## Work item:
Looking at each line of the data below, tally those that contain the word "type" and give only the total.

Records provided Block Start

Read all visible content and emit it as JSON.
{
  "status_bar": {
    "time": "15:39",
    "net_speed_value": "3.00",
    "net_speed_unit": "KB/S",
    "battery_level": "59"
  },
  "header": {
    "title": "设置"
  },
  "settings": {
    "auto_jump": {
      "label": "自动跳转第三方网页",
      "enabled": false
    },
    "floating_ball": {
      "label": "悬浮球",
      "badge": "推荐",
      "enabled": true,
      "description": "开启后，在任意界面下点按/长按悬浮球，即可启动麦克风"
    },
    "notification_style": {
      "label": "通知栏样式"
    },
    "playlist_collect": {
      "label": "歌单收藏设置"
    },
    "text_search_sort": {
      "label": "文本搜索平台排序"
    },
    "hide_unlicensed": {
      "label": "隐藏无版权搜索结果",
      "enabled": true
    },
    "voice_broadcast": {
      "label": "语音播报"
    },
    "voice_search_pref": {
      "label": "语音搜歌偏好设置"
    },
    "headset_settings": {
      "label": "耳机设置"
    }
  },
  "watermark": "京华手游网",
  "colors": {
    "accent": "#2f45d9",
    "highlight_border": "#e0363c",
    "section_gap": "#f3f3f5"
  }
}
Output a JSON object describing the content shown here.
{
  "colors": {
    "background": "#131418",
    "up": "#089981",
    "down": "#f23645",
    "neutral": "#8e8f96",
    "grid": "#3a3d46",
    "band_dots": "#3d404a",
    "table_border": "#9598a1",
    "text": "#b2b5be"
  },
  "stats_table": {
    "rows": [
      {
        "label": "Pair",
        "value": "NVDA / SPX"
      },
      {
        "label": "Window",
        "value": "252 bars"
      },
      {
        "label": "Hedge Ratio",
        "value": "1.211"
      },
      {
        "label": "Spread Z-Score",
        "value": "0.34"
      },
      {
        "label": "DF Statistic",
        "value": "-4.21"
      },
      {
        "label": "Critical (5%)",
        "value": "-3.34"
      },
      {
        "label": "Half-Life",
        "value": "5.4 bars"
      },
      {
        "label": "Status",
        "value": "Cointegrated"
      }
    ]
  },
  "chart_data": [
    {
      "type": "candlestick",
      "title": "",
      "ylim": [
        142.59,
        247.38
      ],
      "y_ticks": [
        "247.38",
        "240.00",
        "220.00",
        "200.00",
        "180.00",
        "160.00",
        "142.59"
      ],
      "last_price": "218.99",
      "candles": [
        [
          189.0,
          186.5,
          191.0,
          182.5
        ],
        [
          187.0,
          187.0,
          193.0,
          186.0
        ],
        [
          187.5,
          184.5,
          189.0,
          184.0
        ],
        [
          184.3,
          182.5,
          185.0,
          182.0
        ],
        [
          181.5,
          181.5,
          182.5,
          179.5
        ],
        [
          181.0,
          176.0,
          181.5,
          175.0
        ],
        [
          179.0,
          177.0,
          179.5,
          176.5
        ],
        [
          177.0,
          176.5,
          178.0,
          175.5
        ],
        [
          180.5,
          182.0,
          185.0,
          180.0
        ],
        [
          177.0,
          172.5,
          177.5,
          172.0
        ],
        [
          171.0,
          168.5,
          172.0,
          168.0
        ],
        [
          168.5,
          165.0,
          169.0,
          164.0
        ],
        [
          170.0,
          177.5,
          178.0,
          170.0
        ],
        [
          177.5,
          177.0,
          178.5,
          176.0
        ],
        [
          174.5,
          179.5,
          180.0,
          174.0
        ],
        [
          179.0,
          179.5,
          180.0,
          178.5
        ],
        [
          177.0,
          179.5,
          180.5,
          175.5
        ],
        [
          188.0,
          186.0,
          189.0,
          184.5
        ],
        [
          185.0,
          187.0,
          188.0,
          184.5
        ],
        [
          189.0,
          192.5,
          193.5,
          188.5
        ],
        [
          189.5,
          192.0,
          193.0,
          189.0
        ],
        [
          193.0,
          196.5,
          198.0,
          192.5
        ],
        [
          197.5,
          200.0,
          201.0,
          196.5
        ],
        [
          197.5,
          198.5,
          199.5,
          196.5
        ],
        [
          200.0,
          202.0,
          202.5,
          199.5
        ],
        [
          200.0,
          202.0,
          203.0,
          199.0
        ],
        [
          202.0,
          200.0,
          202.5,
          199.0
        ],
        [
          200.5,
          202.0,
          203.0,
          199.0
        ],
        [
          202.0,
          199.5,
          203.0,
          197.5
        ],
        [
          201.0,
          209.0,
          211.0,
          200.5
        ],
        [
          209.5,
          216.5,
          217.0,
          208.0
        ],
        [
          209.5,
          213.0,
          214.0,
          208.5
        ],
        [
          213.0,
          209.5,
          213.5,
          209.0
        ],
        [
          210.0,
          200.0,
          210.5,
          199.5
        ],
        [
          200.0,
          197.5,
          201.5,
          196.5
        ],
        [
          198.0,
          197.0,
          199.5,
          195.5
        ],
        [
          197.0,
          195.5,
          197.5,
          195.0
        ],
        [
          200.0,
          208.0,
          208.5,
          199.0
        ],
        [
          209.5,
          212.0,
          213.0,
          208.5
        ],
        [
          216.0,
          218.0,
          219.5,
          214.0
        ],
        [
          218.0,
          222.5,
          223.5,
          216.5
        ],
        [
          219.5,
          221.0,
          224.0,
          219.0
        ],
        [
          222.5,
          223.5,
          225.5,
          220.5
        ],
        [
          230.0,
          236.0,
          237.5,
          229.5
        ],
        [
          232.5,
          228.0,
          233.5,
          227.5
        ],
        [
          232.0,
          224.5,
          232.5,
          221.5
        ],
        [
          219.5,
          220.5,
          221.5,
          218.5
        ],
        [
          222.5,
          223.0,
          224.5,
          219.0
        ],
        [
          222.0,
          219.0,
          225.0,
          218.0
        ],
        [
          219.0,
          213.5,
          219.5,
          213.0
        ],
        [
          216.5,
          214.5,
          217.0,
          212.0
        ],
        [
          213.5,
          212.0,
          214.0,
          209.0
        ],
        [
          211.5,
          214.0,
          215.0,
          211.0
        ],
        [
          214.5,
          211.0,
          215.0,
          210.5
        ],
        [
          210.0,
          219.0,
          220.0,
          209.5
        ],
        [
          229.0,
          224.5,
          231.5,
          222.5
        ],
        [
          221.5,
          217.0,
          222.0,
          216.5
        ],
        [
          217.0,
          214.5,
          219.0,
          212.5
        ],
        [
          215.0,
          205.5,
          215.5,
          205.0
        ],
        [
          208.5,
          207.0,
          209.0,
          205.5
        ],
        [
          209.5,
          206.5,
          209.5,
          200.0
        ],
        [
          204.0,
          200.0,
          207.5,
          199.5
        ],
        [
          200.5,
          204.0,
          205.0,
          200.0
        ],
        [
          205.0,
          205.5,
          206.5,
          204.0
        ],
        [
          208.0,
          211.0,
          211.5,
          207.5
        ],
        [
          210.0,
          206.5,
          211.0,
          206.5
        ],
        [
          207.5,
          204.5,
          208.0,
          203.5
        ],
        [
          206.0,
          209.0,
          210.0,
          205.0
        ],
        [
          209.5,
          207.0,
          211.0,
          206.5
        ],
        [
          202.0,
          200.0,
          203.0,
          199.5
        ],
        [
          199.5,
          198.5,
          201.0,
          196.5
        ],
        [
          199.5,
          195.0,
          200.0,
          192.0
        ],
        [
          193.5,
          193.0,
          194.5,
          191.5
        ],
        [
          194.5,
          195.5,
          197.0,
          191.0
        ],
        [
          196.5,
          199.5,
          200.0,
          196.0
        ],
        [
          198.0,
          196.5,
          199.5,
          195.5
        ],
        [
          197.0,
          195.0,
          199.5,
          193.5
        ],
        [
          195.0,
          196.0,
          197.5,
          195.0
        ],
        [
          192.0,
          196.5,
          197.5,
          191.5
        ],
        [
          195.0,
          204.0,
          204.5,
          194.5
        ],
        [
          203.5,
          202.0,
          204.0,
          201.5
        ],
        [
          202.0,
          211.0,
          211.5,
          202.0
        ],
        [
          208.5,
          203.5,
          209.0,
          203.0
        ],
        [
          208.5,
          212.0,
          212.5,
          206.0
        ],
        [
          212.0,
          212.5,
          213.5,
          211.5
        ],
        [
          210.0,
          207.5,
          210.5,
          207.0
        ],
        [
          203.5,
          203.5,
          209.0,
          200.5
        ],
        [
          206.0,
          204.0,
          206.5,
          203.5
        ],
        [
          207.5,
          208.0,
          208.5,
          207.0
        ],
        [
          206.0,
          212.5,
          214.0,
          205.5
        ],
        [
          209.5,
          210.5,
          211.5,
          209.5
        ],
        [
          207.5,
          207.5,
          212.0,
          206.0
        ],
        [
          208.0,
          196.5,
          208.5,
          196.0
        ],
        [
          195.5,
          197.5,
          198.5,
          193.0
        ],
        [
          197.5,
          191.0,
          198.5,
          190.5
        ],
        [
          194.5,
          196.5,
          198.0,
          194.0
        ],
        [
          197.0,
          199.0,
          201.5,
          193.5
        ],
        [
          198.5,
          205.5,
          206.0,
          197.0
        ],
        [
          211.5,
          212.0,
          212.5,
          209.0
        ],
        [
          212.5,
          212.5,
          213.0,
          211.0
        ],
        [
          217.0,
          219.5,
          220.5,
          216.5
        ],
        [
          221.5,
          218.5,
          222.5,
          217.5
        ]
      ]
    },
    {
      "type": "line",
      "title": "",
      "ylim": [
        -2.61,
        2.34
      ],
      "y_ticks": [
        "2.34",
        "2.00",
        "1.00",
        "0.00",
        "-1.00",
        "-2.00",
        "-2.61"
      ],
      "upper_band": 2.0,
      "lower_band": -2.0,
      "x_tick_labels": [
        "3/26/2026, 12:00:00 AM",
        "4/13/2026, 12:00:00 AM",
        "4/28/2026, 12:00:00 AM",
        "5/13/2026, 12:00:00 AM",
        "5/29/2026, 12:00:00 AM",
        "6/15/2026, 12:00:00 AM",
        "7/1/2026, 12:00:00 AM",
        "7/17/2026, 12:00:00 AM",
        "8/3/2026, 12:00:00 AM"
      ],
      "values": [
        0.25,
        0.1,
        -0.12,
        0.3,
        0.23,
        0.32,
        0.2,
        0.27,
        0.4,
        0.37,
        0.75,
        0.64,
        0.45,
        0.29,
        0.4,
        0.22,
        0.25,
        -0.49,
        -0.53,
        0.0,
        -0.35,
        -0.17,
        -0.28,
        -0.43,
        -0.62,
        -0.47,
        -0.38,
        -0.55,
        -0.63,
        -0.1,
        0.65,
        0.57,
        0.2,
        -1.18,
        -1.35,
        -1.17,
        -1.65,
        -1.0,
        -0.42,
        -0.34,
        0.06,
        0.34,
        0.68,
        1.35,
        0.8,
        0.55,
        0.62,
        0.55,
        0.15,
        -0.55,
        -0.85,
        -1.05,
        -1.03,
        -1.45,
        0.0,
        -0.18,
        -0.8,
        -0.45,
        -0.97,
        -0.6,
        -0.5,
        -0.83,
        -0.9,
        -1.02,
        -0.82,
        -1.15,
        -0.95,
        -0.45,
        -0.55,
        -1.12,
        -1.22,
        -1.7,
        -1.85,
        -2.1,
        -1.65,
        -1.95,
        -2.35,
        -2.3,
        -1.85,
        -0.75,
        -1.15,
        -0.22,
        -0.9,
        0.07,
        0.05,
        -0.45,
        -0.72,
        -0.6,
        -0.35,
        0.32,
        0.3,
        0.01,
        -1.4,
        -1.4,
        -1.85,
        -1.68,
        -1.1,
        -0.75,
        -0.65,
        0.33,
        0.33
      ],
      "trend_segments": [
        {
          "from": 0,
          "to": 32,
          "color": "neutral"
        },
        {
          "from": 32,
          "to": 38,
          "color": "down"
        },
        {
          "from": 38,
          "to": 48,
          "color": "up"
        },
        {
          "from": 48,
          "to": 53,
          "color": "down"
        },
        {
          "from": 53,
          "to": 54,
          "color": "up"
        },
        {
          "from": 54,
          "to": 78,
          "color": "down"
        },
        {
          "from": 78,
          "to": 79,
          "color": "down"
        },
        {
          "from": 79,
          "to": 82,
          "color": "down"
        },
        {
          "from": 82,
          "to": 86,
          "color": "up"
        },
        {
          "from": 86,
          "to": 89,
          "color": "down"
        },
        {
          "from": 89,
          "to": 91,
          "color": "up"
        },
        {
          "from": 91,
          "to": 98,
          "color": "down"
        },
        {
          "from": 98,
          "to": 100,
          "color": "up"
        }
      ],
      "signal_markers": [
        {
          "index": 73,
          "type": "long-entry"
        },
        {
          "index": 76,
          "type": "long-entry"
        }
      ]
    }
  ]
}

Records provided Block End

## Output below:
4